Employees over at game engine maker Unity are apparently not content about the company's dealings with the US military.
As reported by Vice's Waypoint, internal documents indicate that management is experiencing some pushback from staff who are now being asked to make military technology. Apparently some Unity employees have worked on projects that ended up having military use without them even knowing at the time.
This new vertical inside the company is nicknamed "GovTech" and is apparently intended to "develop technologies across our products that helps the government adapt AI and machine learning."
In a post on Unity's Slack following Waypoint reaching out to the company for comment, CEO John Riccitiello saying that it would not be embroiled in deals that go against what it stands for as a company.
"We expect a story from a Vice journalist to talk about Unity’s work with the government and military," the exec said.
"The contracts for these engagements are very restrictive – similar to many of our partnership deals including some of the work we do with gaming companies and in verticals such as retail – so while we can’t share specific details, we can say that we have a thorough review process, and we have not nor will we support programs where we knowingly violate our principles or values."

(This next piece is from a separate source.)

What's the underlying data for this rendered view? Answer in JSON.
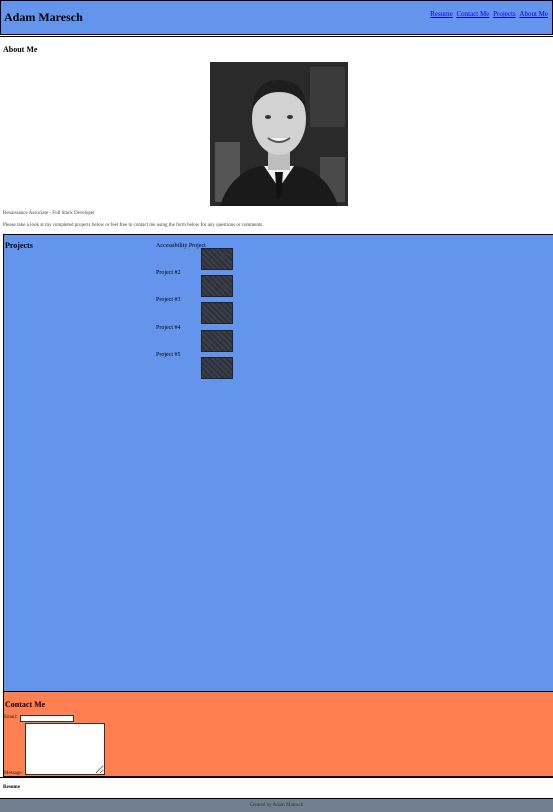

Unity was released back in 2005 and has become one of the backbones of the games industry. Though used widely by smaller independent developers, the technology has also powered blockbuster hits like Pokémon Go, Monument Valley and Cuphead.
Unity is far from the only games-related company to have military contracts. Microsoft recently scored a $21.9bn deal to build a combat-focused version of its HoloLens augmented reality headset, while SpatialOS maker Improbable has worked with both the US Department of Defence and the UK military.